Iowa Labor Law

What does it mean that Iowa is a “right to work” state?

Following the recent Janus decision, public sector unions in states that enact right to work laws can no longer require workers to be part of the union. Though “right to work” frames this as an issue of worker choice, it is intended to weaken and destroy unions so that bosses can have more freedom to exploit workers. (Indeed, the Economic Policy Institute found that workers in right-to-work states make lower wages and are less likely to have robust benefits.)

Read Iowa Starting Line labor reporter Amie Rivers’ explainer on Iowa right to work here.

What is Chapter 20?

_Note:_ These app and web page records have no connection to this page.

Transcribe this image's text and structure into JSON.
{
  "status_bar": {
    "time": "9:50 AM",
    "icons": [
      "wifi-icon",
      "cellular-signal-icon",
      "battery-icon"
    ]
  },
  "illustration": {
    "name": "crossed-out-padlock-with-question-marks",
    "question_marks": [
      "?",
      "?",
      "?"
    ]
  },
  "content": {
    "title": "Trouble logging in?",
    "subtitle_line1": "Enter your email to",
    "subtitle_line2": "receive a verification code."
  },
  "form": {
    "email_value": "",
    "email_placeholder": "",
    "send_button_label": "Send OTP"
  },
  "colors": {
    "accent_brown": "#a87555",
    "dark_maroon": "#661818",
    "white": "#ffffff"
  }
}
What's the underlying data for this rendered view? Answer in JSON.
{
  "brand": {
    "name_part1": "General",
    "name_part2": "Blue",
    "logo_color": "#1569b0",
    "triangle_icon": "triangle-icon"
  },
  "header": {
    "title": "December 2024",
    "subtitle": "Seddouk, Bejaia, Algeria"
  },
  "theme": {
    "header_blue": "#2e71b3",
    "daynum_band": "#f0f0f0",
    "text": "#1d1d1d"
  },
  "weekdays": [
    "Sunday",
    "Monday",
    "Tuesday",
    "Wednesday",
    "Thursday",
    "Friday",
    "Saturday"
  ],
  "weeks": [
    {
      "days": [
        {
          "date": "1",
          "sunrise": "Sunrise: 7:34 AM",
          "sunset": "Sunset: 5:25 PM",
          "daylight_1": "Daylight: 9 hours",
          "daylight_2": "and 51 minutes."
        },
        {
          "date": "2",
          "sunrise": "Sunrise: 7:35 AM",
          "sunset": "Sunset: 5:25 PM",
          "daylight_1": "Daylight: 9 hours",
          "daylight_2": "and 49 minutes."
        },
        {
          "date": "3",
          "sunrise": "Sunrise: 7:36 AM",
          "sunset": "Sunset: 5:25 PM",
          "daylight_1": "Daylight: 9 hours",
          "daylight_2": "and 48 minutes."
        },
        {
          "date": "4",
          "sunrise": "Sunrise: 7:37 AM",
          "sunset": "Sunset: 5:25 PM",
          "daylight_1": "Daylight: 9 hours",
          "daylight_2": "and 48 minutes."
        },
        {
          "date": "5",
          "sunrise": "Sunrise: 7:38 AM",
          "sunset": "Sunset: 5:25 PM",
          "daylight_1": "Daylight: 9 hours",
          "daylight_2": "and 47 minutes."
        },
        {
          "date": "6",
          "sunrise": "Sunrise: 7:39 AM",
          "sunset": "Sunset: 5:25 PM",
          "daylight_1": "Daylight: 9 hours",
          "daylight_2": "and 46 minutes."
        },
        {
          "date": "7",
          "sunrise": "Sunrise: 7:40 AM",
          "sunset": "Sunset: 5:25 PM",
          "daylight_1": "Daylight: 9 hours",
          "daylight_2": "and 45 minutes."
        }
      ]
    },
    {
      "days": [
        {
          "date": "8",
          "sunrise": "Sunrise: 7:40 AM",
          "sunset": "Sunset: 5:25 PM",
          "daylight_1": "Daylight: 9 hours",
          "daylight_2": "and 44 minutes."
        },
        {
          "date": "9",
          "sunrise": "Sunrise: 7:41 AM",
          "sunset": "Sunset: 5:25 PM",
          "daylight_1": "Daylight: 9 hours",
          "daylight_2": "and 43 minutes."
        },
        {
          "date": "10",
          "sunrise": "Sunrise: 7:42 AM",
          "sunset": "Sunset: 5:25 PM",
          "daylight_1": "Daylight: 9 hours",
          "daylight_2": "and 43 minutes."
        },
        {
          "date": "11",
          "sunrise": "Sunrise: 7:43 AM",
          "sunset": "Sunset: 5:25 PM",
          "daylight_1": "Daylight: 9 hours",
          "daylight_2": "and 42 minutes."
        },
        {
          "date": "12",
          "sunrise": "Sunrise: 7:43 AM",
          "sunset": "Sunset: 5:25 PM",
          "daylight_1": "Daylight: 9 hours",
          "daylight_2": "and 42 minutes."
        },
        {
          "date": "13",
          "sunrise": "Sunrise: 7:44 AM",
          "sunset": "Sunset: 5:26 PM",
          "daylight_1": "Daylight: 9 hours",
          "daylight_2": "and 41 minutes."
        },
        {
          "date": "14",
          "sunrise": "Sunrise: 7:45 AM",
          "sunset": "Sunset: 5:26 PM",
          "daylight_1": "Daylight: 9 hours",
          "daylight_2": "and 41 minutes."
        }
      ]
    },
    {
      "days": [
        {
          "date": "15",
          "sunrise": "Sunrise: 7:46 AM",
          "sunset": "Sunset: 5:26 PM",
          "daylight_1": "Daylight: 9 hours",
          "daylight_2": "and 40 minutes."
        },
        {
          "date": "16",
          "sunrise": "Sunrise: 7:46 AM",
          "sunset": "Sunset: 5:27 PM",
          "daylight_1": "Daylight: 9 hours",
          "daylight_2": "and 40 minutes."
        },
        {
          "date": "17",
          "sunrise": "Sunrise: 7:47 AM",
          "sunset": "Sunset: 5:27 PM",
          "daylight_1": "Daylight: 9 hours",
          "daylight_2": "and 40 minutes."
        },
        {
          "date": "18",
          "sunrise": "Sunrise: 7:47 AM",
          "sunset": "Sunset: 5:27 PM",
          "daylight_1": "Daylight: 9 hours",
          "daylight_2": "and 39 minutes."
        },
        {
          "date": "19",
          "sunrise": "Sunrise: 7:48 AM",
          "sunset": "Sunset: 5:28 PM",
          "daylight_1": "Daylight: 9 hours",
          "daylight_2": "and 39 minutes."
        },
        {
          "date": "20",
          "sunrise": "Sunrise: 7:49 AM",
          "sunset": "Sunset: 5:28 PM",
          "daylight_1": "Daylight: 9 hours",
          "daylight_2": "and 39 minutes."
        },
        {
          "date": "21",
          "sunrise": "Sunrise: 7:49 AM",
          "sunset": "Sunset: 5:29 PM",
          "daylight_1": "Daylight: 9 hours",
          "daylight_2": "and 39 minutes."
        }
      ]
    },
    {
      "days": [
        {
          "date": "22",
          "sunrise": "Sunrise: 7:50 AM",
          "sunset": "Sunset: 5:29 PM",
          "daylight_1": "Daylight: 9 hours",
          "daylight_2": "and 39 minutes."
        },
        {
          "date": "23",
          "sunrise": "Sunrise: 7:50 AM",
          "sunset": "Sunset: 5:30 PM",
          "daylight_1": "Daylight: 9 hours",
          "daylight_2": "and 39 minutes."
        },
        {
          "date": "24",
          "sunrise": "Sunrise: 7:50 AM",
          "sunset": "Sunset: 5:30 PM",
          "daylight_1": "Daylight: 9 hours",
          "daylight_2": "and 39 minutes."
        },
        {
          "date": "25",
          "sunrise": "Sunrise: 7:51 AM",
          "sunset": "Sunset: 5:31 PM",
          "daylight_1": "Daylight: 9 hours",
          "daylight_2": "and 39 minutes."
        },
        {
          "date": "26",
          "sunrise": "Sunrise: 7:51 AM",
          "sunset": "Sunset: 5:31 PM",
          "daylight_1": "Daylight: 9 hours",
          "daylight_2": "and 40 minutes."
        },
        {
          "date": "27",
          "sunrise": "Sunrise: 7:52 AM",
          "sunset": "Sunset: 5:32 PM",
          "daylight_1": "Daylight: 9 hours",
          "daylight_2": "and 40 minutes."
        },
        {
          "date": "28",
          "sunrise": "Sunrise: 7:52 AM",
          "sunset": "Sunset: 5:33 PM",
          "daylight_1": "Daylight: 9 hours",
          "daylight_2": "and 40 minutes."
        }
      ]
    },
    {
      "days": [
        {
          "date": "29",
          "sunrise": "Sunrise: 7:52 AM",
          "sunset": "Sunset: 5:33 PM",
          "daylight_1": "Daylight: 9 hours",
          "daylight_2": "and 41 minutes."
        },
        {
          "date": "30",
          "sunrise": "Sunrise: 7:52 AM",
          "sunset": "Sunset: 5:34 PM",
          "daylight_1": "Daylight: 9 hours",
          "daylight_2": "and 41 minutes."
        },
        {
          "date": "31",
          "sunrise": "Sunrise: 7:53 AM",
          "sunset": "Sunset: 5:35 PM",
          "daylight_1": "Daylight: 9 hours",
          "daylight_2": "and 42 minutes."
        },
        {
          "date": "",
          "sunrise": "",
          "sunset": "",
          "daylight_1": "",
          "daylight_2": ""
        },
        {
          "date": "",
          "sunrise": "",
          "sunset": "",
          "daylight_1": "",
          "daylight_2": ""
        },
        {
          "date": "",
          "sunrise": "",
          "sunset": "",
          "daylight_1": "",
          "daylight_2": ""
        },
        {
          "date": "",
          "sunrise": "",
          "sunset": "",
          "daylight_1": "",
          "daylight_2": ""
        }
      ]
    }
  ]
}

Chapter 20 outlines the collective bargaining rights of public sector unions like ours. It was passed in 1974 to outlaw public sector unions from striking after several effective public school strikes. The law was bad then, but in 2017 it was amended to become even worse. Whereas in the previous version of the law, public sector employees had previous been required to bargain over a wide set of topics (called mandatory topics), including tuition, fees, grievance procedure, and health insurance. Now, the only mandatory topic for most* public sector unions is wages. These other topics were relegated to permissive topics––meaning employers can but are not required to include these topics in their proposals.

The law also requires public sector unions to undergo recertification elections every two years, months before bargaining happens. These elections require that over 50% of all members of the bargaining unit (graduate workers covered under the contract) vote YES to recertify the union. Importantly: anyone who does not vote will be registered as a NO vote. Past recertification elections have shown that grads want a union; our main barrier on this large campus is getting the word out so people know how to vote and overcoming barriers to voting.

Another important part of this law is that it prevents us from taking dues directly out of members’ paychecks, sometimes referred to as dues checkoff. This is why you now pay dues through this website (

Read more about Chapter 20 and how it is impacting our union today in this piece from union member Caleb Klipowicz for Left Voice.

Read it below for yourself!

*If you read the text of the law, you’ll see that public sector unions where at least 30% of members are “public safety employees” get a different deal (i.e., police unions). They retain the mandatory topics, though they do have to recertify. Read more here about why police unions so often get different treatment from other unions.